— Goal of the exercise —
When a line below contains the word "battalion", it counts toward the total; give that total and nothing besides.

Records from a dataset
-------

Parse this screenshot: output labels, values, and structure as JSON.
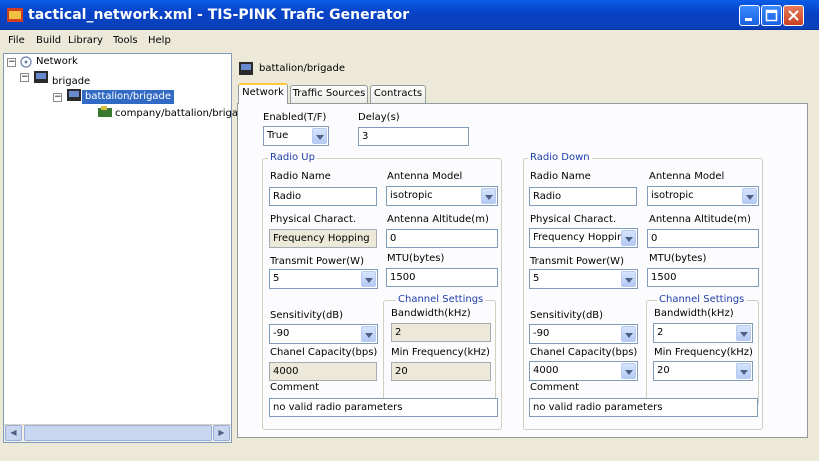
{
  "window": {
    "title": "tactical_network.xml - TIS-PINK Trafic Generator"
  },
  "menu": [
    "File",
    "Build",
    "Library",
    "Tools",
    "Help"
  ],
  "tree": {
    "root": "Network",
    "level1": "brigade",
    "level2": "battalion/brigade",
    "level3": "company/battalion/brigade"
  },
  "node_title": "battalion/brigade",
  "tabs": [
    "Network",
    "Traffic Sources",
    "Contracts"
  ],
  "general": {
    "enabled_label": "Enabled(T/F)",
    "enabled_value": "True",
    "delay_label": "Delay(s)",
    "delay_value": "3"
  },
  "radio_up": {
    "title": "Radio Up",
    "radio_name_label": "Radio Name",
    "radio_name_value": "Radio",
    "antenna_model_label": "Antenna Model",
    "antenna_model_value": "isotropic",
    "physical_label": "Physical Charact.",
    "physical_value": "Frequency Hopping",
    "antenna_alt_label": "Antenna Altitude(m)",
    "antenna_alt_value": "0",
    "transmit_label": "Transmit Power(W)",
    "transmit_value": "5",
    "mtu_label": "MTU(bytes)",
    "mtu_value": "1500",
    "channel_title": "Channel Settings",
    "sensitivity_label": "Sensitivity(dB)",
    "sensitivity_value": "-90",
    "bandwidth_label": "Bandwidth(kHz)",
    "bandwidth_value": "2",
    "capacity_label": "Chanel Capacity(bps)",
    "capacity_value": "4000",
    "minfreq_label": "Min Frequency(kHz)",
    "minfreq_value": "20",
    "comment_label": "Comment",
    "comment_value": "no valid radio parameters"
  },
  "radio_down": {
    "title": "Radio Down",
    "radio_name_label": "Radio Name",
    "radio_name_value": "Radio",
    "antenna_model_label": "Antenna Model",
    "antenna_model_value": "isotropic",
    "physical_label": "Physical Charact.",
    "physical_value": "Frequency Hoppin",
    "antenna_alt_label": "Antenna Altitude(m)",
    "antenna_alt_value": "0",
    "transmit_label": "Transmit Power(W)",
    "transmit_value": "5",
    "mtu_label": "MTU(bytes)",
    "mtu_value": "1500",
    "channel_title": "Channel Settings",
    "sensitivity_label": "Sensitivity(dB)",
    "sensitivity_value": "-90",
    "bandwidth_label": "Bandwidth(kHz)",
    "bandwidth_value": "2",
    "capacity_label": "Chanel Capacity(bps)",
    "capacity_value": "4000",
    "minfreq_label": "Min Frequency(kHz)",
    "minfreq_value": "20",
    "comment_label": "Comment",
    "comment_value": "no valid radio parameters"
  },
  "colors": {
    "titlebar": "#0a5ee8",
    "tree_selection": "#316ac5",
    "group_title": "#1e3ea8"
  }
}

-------

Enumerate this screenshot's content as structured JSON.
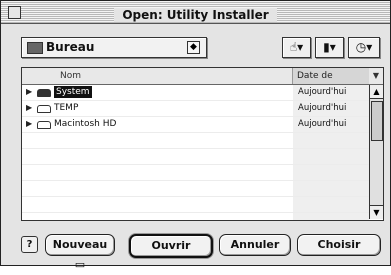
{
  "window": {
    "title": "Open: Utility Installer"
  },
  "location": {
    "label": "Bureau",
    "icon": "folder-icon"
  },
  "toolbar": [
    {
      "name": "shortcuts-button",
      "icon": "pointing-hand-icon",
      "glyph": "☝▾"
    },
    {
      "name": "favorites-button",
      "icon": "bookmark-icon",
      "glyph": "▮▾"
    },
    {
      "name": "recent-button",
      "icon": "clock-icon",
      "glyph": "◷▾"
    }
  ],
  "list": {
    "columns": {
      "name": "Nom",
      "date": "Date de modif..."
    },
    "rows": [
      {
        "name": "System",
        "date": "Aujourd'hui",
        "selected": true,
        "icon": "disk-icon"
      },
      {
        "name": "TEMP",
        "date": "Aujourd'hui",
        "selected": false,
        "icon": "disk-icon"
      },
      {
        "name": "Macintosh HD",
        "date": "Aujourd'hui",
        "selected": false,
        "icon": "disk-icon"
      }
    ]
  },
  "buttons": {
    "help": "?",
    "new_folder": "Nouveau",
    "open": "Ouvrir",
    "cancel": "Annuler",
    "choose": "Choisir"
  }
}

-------

— Solution to this problem —
3